Task goal: Whenever the word "placeholder" turns up in a line of the data below, copy that line.

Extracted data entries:
◆ ◆ ◆

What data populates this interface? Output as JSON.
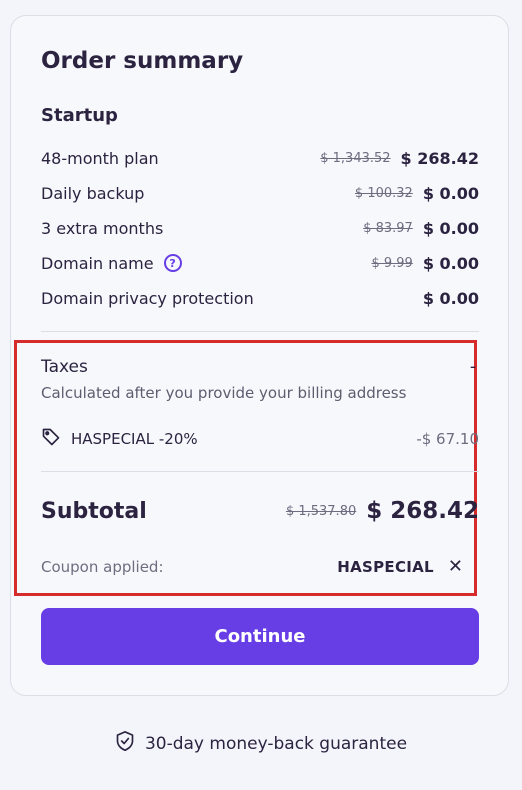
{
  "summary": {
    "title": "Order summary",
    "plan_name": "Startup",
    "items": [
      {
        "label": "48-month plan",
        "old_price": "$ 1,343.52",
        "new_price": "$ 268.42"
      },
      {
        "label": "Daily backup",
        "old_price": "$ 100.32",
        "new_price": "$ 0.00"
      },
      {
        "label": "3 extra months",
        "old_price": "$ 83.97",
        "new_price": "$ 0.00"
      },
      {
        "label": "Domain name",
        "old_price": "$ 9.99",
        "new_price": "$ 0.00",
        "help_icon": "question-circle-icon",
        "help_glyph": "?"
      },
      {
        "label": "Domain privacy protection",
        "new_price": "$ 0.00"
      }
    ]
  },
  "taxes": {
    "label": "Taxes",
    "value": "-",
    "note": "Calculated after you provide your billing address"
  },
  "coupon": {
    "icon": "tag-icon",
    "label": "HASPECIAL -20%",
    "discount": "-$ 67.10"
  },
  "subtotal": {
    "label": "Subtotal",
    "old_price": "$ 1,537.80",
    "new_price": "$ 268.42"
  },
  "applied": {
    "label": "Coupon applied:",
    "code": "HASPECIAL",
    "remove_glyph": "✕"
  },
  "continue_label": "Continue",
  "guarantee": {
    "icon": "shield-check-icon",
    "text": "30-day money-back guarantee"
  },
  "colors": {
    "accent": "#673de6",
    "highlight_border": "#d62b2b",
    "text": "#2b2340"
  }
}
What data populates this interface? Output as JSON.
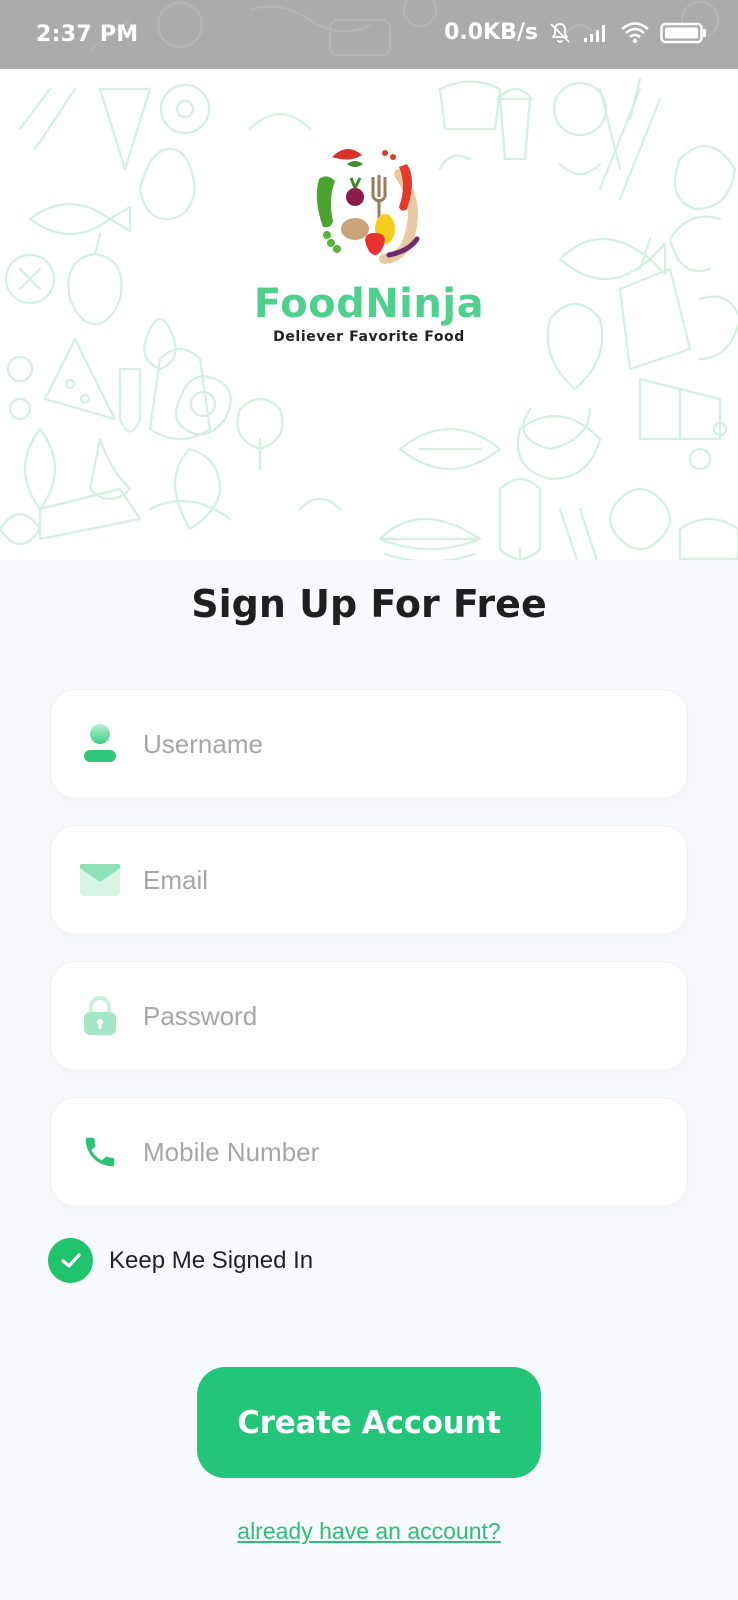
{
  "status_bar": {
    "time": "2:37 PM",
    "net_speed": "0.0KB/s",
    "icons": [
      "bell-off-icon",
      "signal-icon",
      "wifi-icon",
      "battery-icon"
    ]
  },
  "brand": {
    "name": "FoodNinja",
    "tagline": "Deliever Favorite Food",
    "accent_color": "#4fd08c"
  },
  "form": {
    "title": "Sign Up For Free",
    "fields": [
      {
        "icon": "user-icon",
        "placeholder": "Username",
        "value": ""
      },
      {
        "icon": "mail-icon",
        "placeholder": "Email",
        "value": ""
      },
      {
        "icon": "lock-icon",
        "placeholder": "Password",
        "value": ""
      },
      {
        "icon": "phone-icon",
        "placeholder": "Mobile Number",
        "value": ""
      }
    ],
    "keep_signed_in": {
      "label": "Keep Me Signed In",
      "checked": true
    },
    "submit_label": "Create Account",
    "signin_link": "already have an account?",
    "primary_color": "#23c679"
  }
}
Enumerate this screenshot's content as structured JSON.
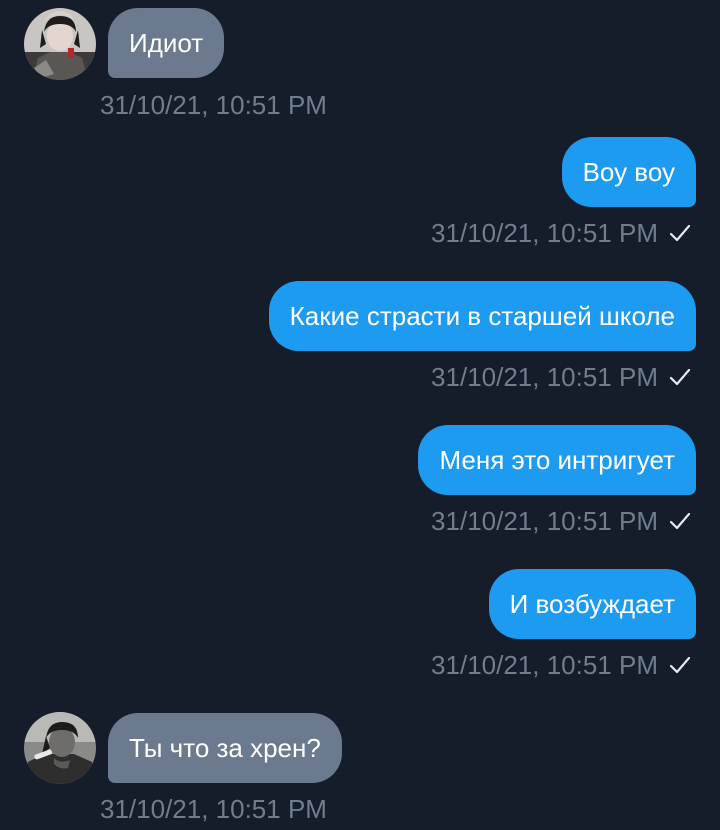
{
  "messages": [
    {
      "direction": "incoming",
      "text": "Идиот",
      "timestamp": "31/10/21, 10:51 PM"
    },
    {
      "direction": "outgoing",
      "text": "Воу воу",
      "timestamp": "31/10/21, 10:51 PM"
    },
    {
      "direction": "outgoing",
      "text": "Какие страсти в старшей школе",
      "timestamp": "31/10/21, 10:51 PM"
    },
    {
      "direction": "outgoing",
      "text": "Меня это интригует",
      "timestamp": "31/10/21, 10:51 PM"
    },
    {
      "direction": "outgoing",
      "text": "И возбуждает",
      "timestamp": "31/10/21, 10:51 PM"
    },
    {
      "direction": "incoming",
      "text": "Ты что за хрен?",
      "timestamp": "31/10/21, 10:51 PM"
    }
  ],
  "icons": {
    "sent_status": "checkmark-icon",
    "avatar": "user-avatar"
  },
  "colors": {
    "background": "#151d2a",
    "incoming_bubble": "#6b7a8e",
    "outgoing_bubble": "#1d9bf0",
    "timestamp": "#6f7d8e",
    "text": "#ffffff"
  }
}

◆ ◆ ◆

Written answer:
        "placeholder": "Username",
        "placeholder": "Email",
        "placeholder": "Password",
        "placeholder": "Mobile Number",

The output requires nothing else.